Make a lasting impression

A common job interview question is: "What are your strengths and weaknesses?". Imagine the impression you could make on the interviewer if you had relevant examples to support your answer. This is because soft skills, (intangibles such as empathy, understanding, creativity and reasoning) are becoming increasingly important in the modern workplace. A recent report from iCIMS found that 75% of recruiters have cut job interviews short because a candidate didn't demonstrate the soft skills they expected2.

The detailed explanations provided by some tests you can easily conduct yourself online, such as Gallup's Strengths Finder3, can help formulate examples to support your answers, and ultimately help build the case as to why a company should hire you.

Of course, this works both ways. By understanding your own strengths and preferred ways of working, it's possible to gain a better idea if the position is even right for you in the first place and reduce the chances of ending up in a position you're unlikely to engage with.

Measurements into action

According to HR Magazine4, "81% [of 2,776 HR, recruitment and talent practitioners responding to the Global Assessment Barometer] said that they expected to make more reliable and less risky decisions as a result [of their use of psychometric testing] in 2016" due to a rise in their self-confidence.

To ensure you're the one indicated by testing, it's important to understand where you might fall short of expectations and shore up those weaknesses. Thankfully, soft skills can be taught, trained and improved5.

In iCIMS' survey of more than 400 recruiters, 62% indicated robust problem-solving skills are the most important quality for an applicant to possess. Other skills they were looking for include: adaptability, time management, organisation, oral communication, collaboration and written communication6.

These skills are particularly important if you're looking to move into leadership one day, as 94% of recruiters involved in the survey believe someone with stronger soft skills has a better chance of being promoted than someone with more experience.

Psychometric tests like Gallup's Strengths Finder which focus on ranking individual strengths and working preferences rather than broad personality types, are ideal for identifying aspects of yourself to focus on – through practice, mentorship, courses or study.

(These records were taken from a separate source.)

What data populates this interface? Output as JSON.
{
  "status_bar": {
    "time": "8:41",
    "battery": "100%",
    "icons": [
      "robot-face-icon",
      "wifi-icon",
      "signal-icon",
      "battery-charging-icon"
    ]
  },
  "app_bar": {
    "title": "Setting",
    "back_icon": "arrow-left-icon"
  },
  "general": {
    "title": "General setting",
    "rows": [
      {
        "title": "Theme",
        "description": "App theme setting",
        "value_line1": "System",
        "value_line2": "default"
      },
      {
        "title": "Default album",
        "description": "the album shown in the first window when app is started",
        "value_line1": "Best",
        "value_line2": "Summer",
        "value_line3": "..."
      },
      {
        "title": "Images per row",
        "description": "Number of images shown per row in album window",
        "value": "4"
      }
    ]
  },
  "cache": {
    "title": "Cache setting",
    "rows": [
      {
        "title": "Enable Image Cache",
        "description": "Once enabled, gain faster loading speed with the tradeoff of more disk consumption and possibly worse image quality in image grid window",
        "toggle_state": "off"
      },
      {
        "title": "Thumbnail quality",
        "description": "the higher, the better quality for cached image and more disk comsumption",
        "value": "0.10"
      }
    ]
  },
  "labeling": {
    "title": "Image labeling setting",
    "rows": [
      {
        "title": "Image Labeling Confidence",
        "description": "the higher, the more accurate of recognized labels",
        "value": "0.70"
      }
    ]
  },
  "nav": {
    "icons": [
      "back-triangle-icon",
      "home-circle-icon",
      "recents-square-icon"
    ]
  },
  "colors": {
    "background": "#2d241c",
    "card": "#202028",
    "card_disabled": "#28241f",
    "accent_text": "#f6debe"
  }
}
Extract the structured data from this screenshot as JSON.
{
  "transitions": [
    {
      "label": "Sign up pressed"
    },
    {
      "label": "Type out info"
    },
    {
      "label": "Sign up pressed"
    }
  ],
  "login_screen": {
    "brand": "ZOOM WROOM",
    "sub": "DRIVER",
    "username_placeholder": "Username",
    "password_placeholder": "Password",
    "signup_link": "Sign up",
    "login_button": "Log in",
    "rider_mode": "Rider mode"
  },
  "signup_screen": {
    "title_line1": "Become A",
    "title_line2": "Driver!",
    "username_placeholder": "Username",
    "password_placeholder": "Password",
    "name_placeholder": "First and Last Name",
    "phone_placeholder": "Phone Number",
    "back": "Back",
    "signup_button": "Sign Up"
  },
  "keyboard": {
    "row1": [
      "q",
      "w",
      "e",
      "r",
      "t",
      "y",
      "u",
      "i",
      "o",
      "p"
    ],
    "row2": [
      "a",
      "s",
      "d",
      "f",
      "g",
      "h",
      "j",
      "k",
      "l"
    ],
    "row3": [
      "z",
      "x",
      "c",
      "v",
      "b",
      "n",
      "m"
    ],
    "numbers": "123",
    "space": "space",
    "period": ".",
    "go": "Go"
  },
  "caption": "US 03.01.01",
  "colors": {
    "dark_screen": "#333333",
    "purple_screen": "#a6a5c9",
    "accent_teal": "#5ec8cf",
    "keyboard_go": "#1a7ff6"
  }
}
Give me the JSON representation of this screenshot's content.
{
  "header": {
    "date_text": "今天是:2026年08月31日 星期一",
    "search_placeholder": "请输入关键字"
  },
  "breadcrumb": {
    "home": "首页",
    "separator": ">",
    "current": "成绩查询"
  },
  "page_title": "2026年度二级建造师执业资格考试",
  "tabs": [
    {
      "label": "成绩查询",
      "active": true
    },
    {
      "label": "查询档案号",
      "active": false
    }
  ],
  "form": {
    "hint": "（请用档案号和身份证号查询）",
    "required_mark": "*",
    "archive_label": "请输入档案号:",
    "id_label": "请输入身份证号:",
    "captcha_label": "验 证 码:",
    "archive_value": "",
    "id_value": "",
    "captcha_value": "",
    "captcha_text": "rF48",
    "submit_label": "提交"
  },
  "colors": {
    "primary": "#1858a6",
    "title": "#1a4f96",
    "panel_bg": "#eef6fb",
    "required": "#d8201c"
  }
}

Working with others

Author and commentator, Jamila Rizvi, in her book 'Not Just Lucky', refers to a time in her career when she and a fellow employee took a personality test and found that they have polar opposite personality types. The reason why this was important was because she was previously "unable to master [her] office interactions" with this particular colleague. Through the test, they realised that they each best respond to different managerial techniques. Rizvi was more autonomous, while her colleague preferred a more involved approach from her manager. This allowed Rizvi to re-evaluate her approach to manage this colleague more effectively.

Different people work best in different ways. Using your psychometric test scores to understand these differences can help you to work better with others and collaborate.

What's your next move?

If you're preparing to start your undergraduate study or even commence further study, you can use psychometric tests to help determine suitable ways to approach your assignments and exams to achieve good results.

Down the track there may come a point when you feel as though you need a new challenge; let that be in the form of a new role or a completely different career path. You can use psychometric tests to help figure out whether your personality suits the area of interest you are looking to pursue.

You can even use them during the search for a new role, before a prospective employer sends you a quiz to complete. Using the descriptions of your jobs of interest and the explanations from your most recent tests, you could be better placed to craft a great application full of examples and buzzwords that could help get your resume to the top of the pile.

Psychometric testing shouldn't just be seen as a tool for employers to get to know your abilities. Get ahead of the curve and use them to your own secret advantage before you even hit submit on that job application.